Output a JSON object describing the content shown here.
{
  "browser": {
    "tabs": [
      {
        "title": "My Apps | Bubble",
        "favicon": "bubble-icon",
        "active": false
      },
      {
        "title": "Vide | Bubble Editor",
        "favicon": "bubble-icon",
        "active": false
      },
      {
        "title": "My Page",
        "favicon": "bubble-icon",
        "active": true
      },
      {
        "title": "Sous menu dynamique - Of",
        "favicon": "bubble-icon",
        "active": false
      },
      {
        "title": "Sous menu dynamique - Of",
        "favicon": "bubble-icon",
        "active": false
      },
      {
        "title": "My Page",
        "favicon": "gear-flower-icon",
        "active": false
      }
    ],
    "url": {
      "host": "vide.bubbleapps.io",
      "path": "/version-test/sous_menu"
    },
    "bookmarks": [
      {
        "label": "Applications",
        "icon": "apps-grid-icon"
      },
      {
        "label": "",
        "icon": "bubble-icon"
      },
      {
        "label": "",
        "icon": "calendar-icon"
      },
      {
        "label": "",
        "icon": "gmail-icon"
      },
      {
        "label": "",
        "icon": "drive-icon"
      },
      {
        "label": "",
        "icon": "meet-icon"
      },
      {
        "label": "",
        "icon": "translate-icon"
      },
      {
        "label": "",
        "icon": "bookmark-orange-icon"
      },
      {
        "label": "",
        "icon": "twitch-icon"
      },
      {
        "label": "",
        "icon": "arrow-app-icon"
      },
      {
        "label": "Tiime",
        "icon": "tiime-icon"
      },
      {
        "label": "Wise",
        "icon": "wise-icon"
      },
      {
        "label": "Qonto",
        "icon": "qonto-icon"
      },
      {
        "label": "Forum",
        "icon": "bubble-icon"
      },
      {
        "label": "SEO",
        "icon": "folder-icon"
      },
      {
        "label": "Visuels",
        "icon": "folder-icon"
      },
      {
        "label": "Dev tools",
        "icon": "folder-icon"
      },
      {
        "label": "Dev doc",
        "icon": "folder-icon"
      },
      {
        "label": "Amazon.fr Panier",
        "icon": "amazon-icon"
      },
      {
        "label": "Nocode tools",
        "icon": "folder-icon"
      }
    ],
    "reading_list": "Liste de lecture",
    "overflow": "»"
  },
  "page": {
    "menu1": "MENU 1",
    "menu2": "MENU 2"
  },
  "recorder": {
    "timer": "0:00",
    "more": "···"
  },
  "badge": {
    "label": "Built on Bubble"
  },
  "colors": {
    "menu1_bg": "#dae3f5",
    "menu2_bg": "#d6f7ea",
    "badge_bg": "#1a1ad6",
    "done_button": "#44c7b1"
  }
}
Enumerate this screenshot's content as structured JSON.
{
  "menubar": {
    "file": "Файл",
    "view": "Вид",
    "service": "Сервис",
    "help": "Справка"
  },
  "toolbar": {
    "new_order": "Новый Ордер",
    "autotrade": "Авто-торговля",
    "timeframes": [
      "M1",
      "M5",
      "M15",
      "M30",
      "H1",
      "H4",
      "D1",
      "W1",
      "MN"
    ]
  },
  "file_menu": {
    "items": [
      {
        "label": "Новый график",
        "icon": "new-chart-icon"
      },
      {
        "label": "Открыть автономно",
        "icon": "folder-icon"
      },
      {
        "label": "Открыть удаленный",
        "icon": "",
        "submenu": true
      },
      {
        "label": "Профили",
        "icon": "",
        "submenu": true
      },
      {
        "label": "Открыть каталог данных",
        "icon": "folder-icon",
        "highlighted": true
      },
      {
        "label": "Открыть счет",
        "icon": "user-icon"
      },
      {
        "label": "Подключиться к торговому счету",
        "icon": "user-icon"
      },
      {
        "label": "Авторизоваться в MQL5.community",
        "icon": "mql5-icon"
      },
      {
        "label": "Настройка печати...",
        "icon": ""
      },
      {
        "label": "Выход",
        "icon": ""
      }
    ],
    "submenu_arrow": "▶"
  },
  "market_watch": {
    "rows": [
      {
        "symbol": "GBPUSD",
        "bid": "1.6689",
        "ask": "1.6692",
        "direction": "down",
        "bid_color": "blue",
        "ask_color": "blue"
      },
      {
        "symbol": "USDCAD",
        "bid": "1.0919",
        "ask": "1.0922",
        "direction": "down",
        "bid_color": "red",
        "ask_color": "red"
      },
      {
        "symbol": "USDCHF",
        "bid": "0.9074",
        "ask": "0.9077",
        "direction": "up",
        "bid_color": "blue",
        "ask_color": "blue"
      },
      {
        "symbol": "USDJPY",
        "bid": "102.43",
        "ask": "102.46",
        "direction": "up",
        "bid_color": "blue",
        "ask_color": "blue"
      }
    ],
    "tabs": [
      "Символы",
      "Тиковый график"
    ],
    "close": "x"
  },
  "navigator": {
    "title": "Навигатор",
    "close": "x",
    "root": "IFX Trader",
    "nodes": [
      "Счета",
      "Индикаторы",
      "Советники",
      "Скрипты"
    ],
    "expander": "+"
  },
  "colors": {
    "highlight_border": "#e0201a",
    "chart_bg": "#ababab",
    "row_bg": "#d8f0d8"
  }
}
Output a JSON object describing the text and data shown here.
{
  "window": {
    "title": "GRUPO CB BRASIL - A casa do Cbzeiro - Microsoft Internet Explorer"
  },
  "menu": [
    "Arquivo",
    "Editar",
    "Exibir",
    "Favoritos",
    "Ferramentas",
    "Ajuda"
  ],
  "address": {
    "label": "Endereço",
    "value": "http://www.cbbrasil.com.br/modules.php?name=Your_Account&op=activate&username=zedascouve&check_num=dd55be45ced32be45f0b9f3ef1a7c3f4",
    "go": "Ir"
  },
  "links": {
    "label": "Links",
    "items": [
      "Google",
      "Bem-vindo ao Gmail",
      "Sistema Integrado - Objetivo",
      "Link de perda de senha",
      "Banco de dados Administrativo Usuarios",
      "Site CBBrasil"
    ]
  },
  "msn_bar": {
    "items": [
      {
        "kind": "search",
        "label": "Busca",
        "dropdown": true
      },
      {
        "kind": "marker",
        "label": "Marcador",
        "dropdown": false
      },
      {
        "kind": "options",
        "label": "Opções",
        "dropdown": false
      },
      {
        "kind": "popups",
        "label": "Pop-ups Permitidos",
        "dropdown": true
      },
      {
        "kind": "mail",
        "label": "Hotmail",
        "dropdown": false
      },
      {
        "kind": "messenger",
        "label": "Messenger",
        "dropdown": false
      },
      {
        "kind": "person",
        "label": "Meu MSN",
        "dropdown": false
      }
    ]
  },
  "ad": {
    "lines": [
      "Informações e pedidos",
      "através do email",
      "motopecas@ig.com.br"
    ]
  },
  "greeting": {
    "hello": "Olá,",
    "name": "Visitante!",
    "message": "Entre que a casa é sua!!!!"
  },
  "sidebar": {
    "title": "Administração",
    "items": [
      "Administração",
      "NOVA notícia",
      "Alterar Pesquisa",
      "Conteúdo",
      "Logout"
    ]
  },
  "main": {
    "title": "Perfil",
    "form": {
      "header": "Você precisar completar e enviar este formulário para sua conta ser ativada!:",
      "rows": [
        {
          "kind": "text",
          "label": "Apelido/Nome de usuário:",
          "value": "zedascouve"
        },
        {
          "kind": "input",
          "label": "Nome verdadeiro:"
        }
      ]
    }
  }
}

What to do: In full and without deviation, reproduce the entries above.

Written solution:
Output a JSON object describing the content shown here.
{
  "browser": {
    "tabs": [
      {
        "title": "My Apps | Bubble",
        "favicon": "bubble-icon",
        "active": false
      },
      {
        "title": "Vide | Bubble Editor",
        "favicon": "bubble-icon",
        "active": false
      },
      {
        "title": "My Page",
        "favicon": "bubble-icon",
        "active": true
      },
      {
        "title": "Sous menu dynamique - Of",
        "favicon": "bubble-icon",
        "active": false
      },
      {
        "title": "Sous menu dynamique - Of",
        "favicon": "bubble-icon",
        "active": false
      },
      {
        "title": "My Page",
        "favicon": "gear-flower-icon",
        "active": false
      }
    ],
    "url": {
      "host": "vide.bubbleapps.io",
      "path": "/version-test/sous_menu"
    },
    "bookmarks": [
      {
        "label": "Applications",
        "icon": "apps-grid-icon"
      },
      {
        "label": "",
        "icon": "bubble-icon"
      },
      {
        "label": "",
        "icon": "calendar-icon"
      },
      {
        "label": "",
        "icon": "gmail-icon"
      },
      {
        "label": "",
        "icon": "drive-icon"
      },
      {
        "label": "",
        "icon": "meet-icon"
      },
      {
        "label": "",
        "icon": "translate-icon"
      },
      {
        "label": "",
        "icon": "bookmark-orange-icon"
      },
      {
        "label": "",
        "icon": "twitch-icon"
      },
      {
        "label": "",
        "icon": "arrow-app-icon"
      },
      {
        "label": "Tiime",
        "icon": "tiime-icon"
      },
      {
        "label": "Wise",
        "icon": "wise-icon"
      },
      {
        "label": "Qonto",
        "icon": "qonto-icon"
      },
      {
        "label": "Forum",
        "icon": "bubble-icon"
      },
      {
        "label": "SEO",
        "icon": "folder-icon"
      },
      {
        "label": "Visuels",
        "icon": "folder-icon"
      },
      {
        "label": "Dev tools",
        "icon": "folder-icon"
      },
      {
        "label": "Dev doc",
        "icon": "folder-icon"
      },
      {
        "label": "Amazon.fr Panier",
        "icon": "amazon-icon"
      },
      {
        "label": "Nocode tools",
        "icon": "folder-icon"
      }
    ],
    "reading_list": "Liste de lecture",
    "overflow": "»"
  },
  "page": {
    "menu1": "MENU 1",
    "menu2": "MENU 2"
  },
  "recorder": {
    "timer": "0:00",
    "more": "···"
  },
  "badge": {
    "label": "Built on Bubble"
  },
  "colors": {
    "menu1_bg": "#dae3f5",
    "menu2_bg": "#d6f7ea",
    "badge_bg": "#1a1ad6",
    "done_button": "#44c7b1"
  }
}
Enumerate this screenshot's content as structured JSON.
{
  "menubar": {
    "file": "Файл",
    "view": "Вид",
    "service": "Сервис",
    "help": "Справка"
  },
  "toolbar": {
    "new_order": "Новый Ордер",
    "autotrade": "Авто-торговля",
    "timeframes": [
      "M1",
      "M5",
      "M15",
      "M30",
      "H1",
      "H4",
      "D1",
      "W1",
      "MN"
    ]
  },
  "file_menu": {
    "items": [
      {
        "label": "Новый график",
        "icon": "new-chart-icon"
      },
      {
        "label": "Открыть автономно",
        "icon": "folder-icon"
      },
      {
        "label": "Открыть удаленный",
        "icon": "",
        "submenu": true
      },
      {
        "label": "Профили",
        "icon": "",
        "submenu": true
      },
      {
        "label": "Открыть каталог данных",
        "icon": "folder-icon",
        "highlighted": true
      },
      {
        "label": "Открыть счет",
        "icon": "user-icon"
      },
      {
        "label": "Подключиться к торговому счету",
        "icon": "user-icon"
      },
      {
        "label": "Авторизоваться в MQL5.community",
        "icon": "mql5-icon"
      },
      {
        "label": "Настройка печати...",
        "icon": ""
      },
      {
        "label": "Выход",
        "icon": ""
      }
    ],
    "submenu_arrow": "▶"
  },
  "market_watch": {
    "rows": [
      {
        "symbol": "GBPUSD",
        "bid": "1.6689",
        "ask": "1.6692",
        "direction": "down",
        "bid_color": "blue",
        "ask_color": "blue"
      },
      {
        "symbol": "USDCAD",
        "bid": "1.0919",
        "ask": "1.0922",
        "direction": "down",
        "bid_color": "red",
        "ask_color": "red"
      },
      {
        "symbol": "USDCHF",
        "bid": "0.9074",
        "ask": "0.9077",
        "direction": "up",
        "bid_color": "blue",
        "ask_color": "blue"
      },
      {
        "symbol": "USDJPY",
        "bid": "102.43",
        "ask": "102.46",
        "direction": "up",
        "bid_color": "blue",
        "ask_color": "blue"
      }
    ],
    "tabs": [
      "Символы",
      "Тиковый график"
    ],
    "close": "x"
  },
  "navigator": {
    "title": "Навигатор",
    "close": "x",
    "root": "IFX Trader",
    "nodes": [
      "Счета",
      "Индикаторы",
      "Советники",
      "Скрипты"
    ],
    "expander": "+"
  },
  "colors": {
    "highlight_border": "#e0201a",
    "chart_bg": "#ababab",
    "row_bg": "#d8f0d8"
  }
}
Output a JSON object describing the text and data shown here.
{
  "window": {
    "title": "GRUPO CB BRASIL - A casa do Cbzeiro - Microsoft Internet Explorer"
  },
  "menu": [
    "Arquivo",
    "Editar",
    "Exibir",
    "Favoritos",
    "Ferramentas",
    "Ajuda"
  ],
  "address": {
    "label": "Endereço",
    "value": "http://www.cbbrasil.com.br/modules.php?name=Your_Account&op=activate&username=zedascouve&check_num=dd55be45ced32be45f0b9f3ef1a7c3f4",
    "go": "Ir"
  },
  "links": {
    "label": "Links",
    "items": [
      "Google",
      "Bem-vindo ao Gmail",
      "Sistema Integrado - Objetivo",
      "Link de perda de senha",
      "Banco de dados Administrativo Usuarios",
      "Site CBBrasil"
    ]
  },
  "msn_bar": {
    "items": [
      {
        "kind": "search",
        "label": "Busca",
        "dropdown": true
      },
      {
        "kind": "marker",
        "label": "Marcador",
        "dropdown": false
      },
      {
        "kind": "options",
        "label": "Opções",
        "dropdown": false
      },
      {
        "kind": "popups",
        "label": "Pop-ups Permitidos",
        "dropdown": true
      },
      {
        "kind": "mail",
        "label": "Hotmail",
        "dropdown": false
      },
      {
        "kind": "messenger",
        "label": "Messenger",
        "dropdown": false
      },
      {
        "kind": "person",
        "label": "Meu MSN",
        "dropdown": false
      }
    ]
  },
  "ad": {
    "lines": [
      "Informações e pedidos",
      "através do email",
      "motopecas@ig.com.br"
    ]
  },
  "greeting": {
    "hello": "Olá,",
    "name": "Visitante!",
    "message": "Entre que a casa é sua!!!!"
  },
  "sidebar": {
    "title": "Administração",
    "items": [
      "Administração",
      "NOVA notícia",
      "Alterar Pesquisa",
      "Conteúdo",
      "Logout"
    ]
  },
  "main": {
    "title": "Perfil",
    "form": {
      "header": "Você precisar completar e enviar este formulário para sua conta ser ativada!:",
      "rows": [
        {
          "kind": "text",
          "label": "Apelido/Nome de usuário:",
          "value": "zedascouve"
        },
        {
          "kind": "input",
          "label": "Nome verdadeiro:"
        }
      ]
    }
  }
}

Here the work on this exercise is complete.